Tim Shaal

Position: Senior Associate Director - Office of Residence Life

Tim Shaal is the Senior Associate Director of Residence Life at BGSU. He joined BGSU as a Hall Director in July 2005. He also served as a Senior Coordinator in the Office of Residence Life from 2008-2010. Tim has a Bachelor of Arts in Liberal Studies with a minor in Music from Mansfield University of Pennsylvania. He also holds a Master of Science in Counseling, College Student Personnel from Shippensburg University of Pennsylvania. Tim is currently a finishing his Master of Divinity degree at Winebrenner Theological Seminary in Findlay, Ohio. For five years, Tim taught the UNIV 1000 course for first year students transitioning to college life at BGSU. He also co-taught a section of BGSU 1000. Tim enjoys Presidential History, Higher Education, Faith and Spirituality. Tim also enjoys discussing topics around professional identity, maturity, and development. Tim believes that the college experience is about learning and developing in ways that will prepare students for their careers and future pursuits.

Out of Orange: Consequences of a Criminal Record

Section: 1001/72999 (Catherine Pape)  CLASS IS NOW CLOSED
Meeting Time: Mondays, 6:00-6:50 PM
Session Length: Regular Session

Section: 1004/73001 (Laura Fullenkamp)
Meeting Time: Mondays, 6:00-6:50 PM
Session Length: Regular Session

Reserved for Criminal Justice Majors

BGSU 1910: First Year Seminar, Out of Orange: Consequences of a Criminal Record is a 1 credit hour course created to give students enrolled in CRJU 2100: Introduction to Criminal Justice a more enhanced, research based experience.
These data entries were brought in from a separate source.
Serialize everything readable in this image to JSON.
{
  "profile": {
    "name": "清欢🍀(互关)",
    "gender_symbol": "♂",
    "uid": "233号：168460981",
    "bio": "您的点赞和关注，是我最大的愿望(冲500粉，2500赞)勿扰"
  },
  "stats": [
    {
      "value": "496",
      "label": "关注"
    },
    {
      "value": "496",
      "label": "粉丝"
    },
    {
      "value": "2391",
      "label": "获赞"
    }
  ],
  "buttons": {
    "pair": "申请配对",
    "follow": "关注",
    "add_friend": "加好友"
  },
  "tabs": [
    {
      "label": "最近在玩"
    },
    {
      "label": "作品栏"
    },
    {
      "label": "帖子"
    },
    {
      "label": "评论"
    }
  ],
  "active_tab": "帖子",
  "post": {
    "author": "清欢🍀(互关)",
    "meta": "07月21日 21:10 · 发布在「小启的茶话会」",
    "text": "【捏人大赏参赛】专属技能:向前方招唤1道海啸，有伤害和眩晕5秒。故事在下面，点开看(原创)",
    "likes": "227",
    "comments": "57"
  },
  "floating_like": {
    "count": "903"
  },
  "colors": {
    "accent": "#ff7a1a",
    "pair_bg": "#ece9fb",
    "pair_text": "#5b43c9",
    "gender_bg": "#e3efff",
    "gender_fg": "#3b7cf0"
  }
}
The theme, collateral consequences of a criminal record, will be explored throughout the semester in the way of panel presentations, group activities, research, and site visits. Throughout the semester, students will learn how returning offender populations affect their lives as future criminal justice professionals.

First-year students are teamed with graduate student mentors to engage in a semester long research project culminating in a final presentation. Through this course students will begin learning and practicing skills that lead to a successful BGSU student experience. (Note: Students must have concurrent enrollment in the service learning section of CRJU 2100: Introduction to Criminal Justice).

Learning Outcomes:

  • Recognize and identify the value and lessons we can take from learning about experiences and challenges of offender populations.
  • Engage in real world application of how professionals within the field of criminal justice collaborate to promote reentry success.
  • Interact professionally and effectively with faculty, peers, and community partners.
  • Enhance analytic, problem solving, writing, and speaking abilities
  • Distinguish important facts and be able to apply them appropriately, in logical discussions, when discussing criminal justice related issues

Laura Fullenkamp

Address: 231 Health and Human Services


Catherine Pape

Address: 228 Health and Human Services